By Elizabeth Graham
Food webs are maps of “who eats who” within an ecosystem (Figure 1a). Each node, or point, in the web represents a species or group of organisms; nodes are connected by a link if there is a known feeding relationship between the two groups. Though they are built on simple predator-prey relationships, food webs integrate complex information about biotic communities and key ecosystem processes, such as energy and nutrient flow, and are increasingly being used to study both biodiversity and function of freshwater ecosystems.
Food webs are also commonly represented by biomass pyramids, split into trophic levels. At the base of the food web are autotrophs, organisms which produce their own energy, such as plants. This level of the food web also includes decomposing organic material, known as detritus. Plants and detritus together are often referred to as basal resources. The remaining trophic levels consist of heterotrophs, organisms that obtain energy by consuming other organisms. Each trophic level feeds on lower levels, passing energy and nutrients up the food web. Some organisms are omnivores, and feed on multiple trophic levels. Aquatic food webs are typically upright pyramids because there are many small organisms at the base of a food web and only a few large predators at the top.
Both environmental and biological changes affect food web shape and structure. Insertion (i.e. invasion) or removal (extinction) of a species or trophic level will affect the height of food web (Figure 1b), while loss of a basal resource would narrow the width of the food web at the bottom. A change in one trophic level also impacts adjacent trophic levels. This effect is known as a “trophic cascade,” because it ripples down through the food web. For example, when trout were introduced as top predators in NZ streams, invertebrate abundance and biomass declined, and as a result algal biomass increased (Flecker and Townsend 1994; Figure 1b). Trophic cascades can be either top-down, in which a change near the top of the food web affects lower levels, or bottom-up, in which there is a change in resource availability at a lower trophic level.
Some food webs appear to be more resistant to change than others. This resistance, known as food web stability, has been hypothesized to be linked to the particular combinations of links within the food web. Biodiversity is predicted to enhance food web stability because even if a species is lost, there is a greater probability that another species will be present which can fill the same role.

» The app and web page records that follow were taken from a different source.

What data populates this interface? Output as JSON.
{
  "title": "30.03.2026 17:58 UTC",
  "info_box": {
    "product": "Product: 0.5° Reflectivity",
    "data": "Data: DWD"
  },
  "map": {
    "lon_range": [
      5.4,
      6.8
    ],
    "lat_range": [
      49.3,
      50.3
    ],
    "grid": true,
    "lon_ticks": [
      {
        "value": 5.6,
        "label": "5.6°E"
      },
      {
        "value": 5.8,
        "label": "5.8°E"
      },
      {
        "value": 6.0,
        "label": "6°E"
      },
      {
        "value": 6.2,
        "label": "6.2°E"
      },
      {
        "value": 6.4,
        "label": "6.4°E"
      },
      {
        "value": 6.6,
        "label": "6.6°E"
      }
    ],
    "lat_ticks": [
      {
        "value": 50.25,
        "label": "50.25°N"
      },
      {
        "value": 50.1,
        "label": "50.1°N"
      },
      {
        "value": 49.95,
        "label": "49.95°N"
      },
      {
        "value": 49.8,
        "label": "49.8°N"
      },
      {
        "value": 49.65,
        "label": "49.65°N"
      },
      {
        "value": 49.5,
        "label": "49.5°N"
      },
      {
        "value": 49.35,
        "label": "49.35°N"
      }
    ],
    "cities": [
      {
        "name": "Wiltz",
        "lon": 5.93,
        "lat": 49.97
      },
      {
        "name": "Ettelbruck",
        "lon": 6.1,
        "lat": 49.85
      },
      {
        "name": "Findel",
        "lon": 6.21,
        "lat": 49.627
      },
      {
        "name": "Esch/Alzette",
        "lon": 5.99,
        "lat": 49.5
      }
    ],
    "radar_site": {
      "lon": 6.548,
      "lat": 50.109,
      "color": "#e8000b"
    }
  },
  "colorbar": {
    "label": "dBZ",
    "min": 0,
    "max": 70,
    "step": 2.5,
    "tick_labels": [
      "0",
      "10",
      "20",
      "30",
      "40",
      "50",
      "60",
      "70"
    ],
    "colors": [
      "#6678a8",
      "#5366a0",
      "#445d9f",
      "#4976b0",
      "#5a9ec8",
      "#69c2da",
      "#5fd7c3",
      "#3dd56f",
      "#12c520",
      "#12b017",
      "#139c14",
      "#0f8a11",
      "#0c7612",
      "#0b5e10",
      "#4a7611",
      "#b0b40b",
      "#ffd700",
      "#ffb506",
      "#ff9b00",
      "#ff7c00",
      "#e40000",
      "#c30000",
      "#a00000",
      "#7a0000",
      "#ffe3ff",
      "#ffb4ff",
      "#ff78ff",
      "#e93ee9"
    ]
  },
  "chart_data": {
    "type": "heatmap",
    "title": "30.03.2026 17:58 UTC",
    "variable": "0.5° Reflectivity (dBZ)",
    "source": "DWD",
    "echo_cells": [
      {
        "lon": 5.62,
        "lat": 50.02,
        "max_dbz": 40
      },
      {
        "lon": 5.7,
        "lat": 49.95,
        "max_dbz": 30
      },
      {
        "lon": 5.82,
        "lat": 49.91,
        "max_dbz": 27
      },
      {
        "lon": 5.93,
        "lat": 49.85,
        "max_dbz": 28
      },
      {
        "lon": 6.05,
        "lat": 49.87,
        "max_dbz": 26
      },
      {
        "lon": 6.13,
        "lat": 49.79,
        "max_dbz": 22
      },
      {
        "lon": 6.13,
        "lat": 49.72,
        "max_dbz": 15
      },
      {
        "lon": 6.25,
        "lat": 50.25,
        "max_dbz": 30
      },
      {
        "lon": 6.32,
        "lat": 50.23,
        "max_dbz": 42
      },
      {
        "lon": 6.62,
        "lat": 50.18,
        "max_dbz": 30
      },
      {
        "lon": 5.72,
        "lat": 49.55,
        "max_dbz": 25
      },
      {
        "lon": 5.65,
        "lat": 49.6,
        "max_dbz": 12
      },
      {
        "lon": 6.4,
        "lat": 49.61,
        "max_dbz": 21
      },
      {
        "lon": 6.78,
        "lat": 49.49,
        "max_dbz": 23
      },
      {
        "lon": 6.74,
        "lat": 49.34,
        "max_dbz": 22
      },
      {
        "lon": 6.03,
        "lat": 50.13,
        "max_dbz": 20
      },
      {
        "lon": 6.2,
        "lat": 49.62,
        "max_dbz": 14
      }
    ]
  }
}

However, not all organisms or links within a food web have equal importance. Some organisms have a disproportionately large effect on other organisms and the environment relative to their abundance. Such organisms are referred to as keystone species. For example, a top predator which creates a trophic cascade would be considered a keystone species.
The strength of the link between species, also known as interaction strength, varies within a food web as well. The distribution of strong and weak interactions has been found to have a large influence on food web stability; food webs with more weak links tend to be more stable than those with predominately strong links. Food webs with a greater number of total links are also predicted to be more stable than those with few links, as there are more potential pathways for energy transfer to higher trophic levels. It is important to understand the factors which contribute to food web stability because more stable communities are more likely to persist under environmental stress, such as floods, droughts, or anthropogenic impacts.
There is still much more to learn about the role and function of food webs in freshwater ecosystems, and expanding our understanding of food web structure and dynamics will help us develop more effective and holistic freshwater management and restoration tools.
Flecker and Townsend (1994). Ecological Applications. Community-wide consequences of trout introduction in New Zealand streams. 4(4) 798-807.
Dr Elizabeth Graham is a freshwater ecologist at NIWA.